For example, say a veteran never explained that he had service-related symptoms until after a rating decision.  As a result, the Regional Office did not get a medical opinion and denied the veteran’s claim.  In the new appeals system, this would not be considered a duty to assist error.

How VA Corrects Duty to Assist Errors

If VA gives an inadequate explanation for not helping the veteran gather evidence, the rating decision can be challenged on this basis.  To correct these errors, the Higher-Level Review senior VA employee or the Board may instruct the Regional Office or the Agency of Original Jurisdiction (AOJ) to obtain additional evidence or an advisory medical opinion.

If the Board remands an appeal for correction of a duty to assist error, the appeal is not automatically returned to the Board following development.  Instead, the AOJ will readjudicate the pending appeal.  It will only be returned to the Board if the claimant files another Notice of Disagreement within one year of the AOJ’s readjudication.

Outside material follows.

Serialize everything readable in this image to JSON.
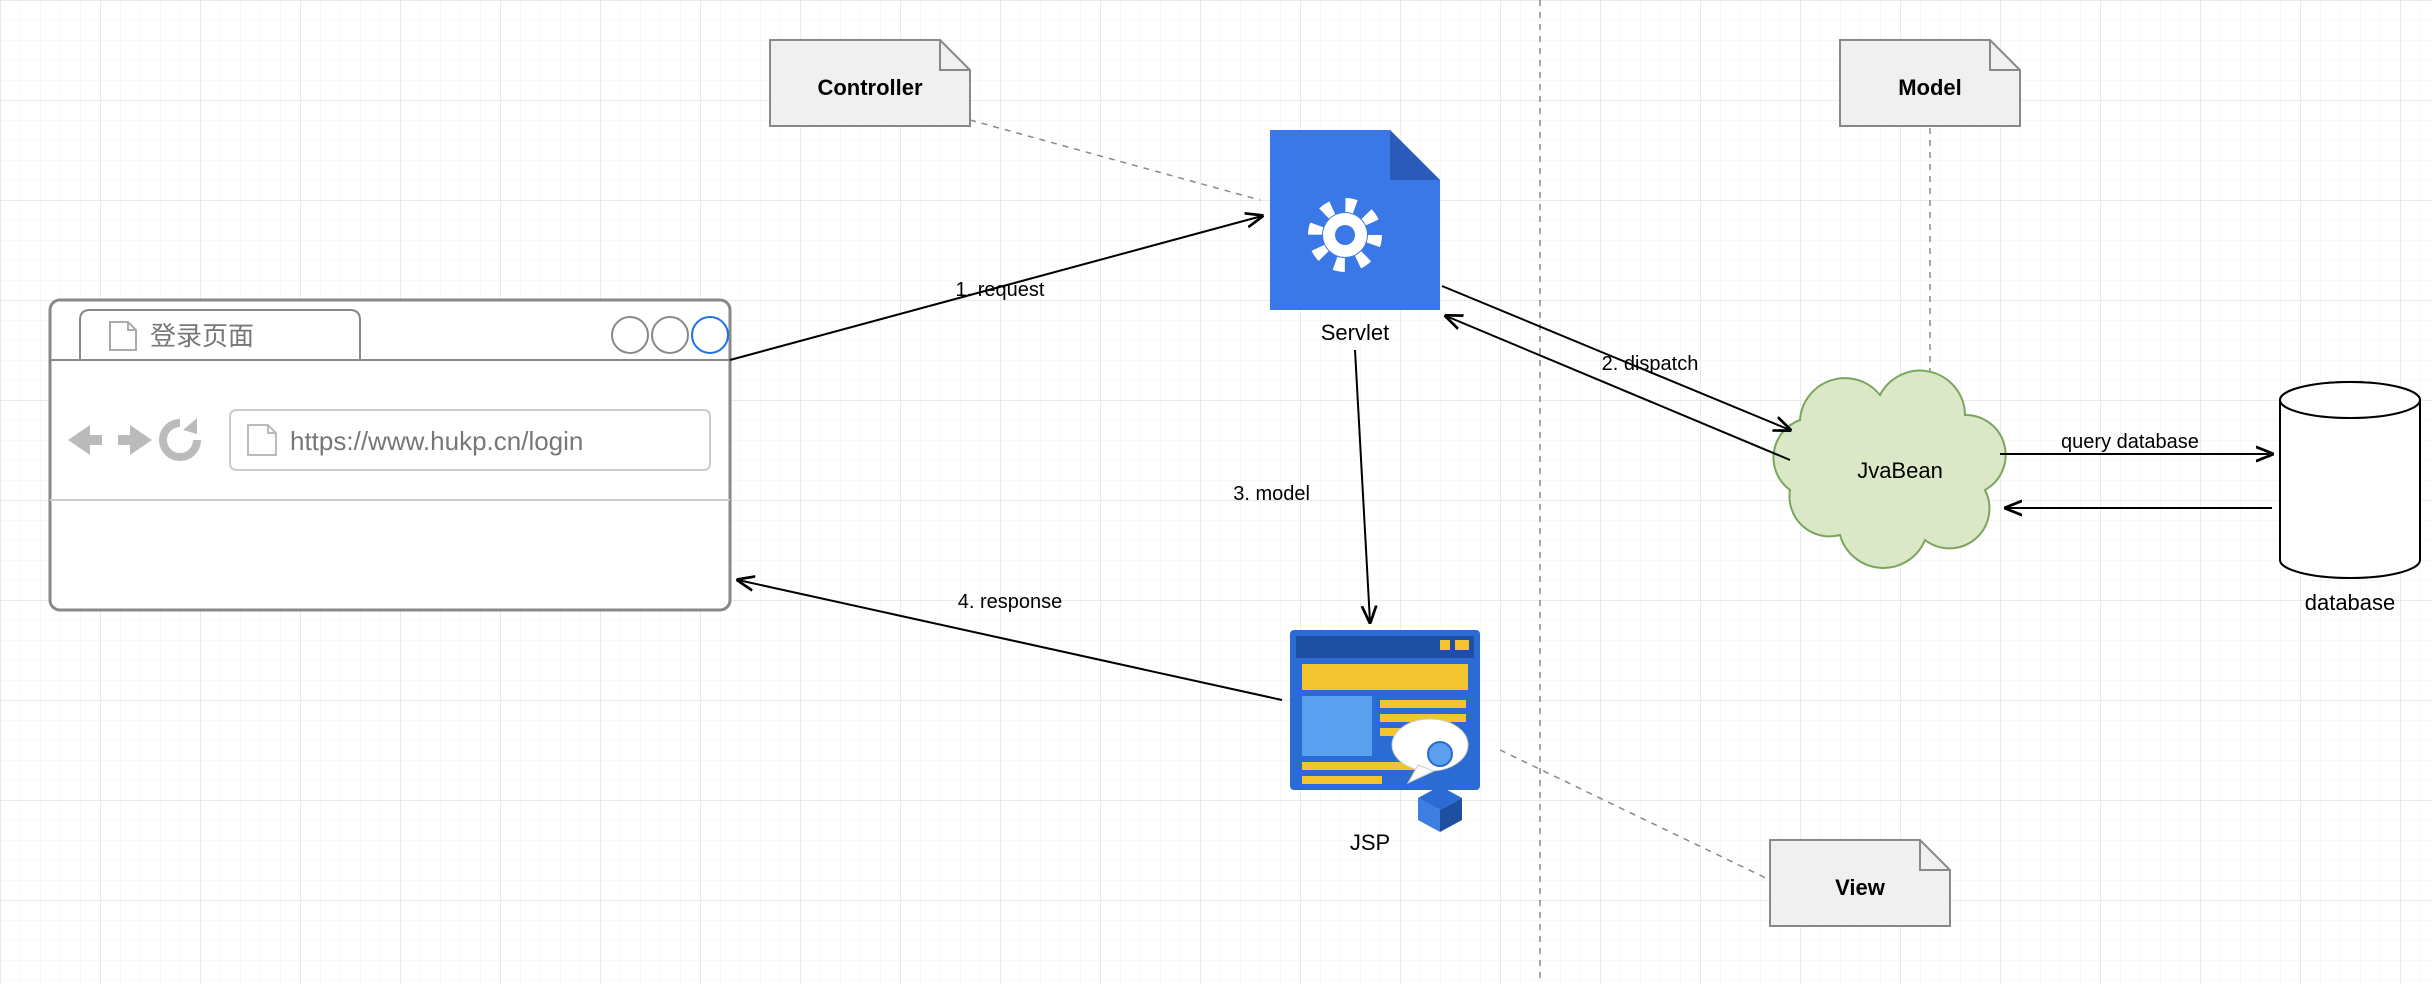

VA’s Duty to Assist: Legacy System

What is VA’s Legacy System?

While new appeals are handled exclusively under the AMA system, appeals for VA decisions dated before February 19, 2019 may still be processed through the Legacy VA appeals system.  Veterans can track their claim status through VA to determine if their appeal is being processed under the Legacy or AMA system.

Veterans appealing through the legacy system can still opt into the new system during certain points in the process.

Duty to Assist: Legacy vs. Appeals Reform

Just like in the new appeals system, the Legacy system requires VA to assist in the development of a veteran’s claim.  However, there are a few key differences.

In the Legacy appeals system, the veteran can provide information about their symptoms in their Notice of Disagreement or other submissions after the rating decision.  The Board of Veterans’ Appeals will then remand to comply with the duty to assist.  In the new system, the duty only applies during the initial and supplemental claims.

Additionally, the Legacy appeals system allows for independent medical opinions (IMOs) during the Board review.  If the Board discovers that some medical questions have been left unanswered or prior examinations were inadequate, the Board may request an IMO from a doctor of a specialty relevant to the pending appeal.  These medical opinions are not exams that a veteran must attend, but rather a review of the evidence currently of record.  IMOs cannot be requested in the AMA system at the Board level.

Do You Need Help Developing Your Appeal?

If VA failed in its duty to assist and denied your claim, Chisholm Chisholm & Kilpatrick LTD may be able to help you secure disability benefits.  The team of accredited veterans’ advocates and lawyers understand what is needed to establish service connection and can help obtain the relevant evidence to develop your appeal.

Call CCK today at 800-544-9144 for a free case review.

About the Author

Bio photo of Kaitlyn Degnan

Kaitlyn joined CCK in September of 2017 as an Associate Attorney. Her practice focuses on representing disabled veterans before the United States Court of Appeals for Veterans Claims.

See more about Kaitlyn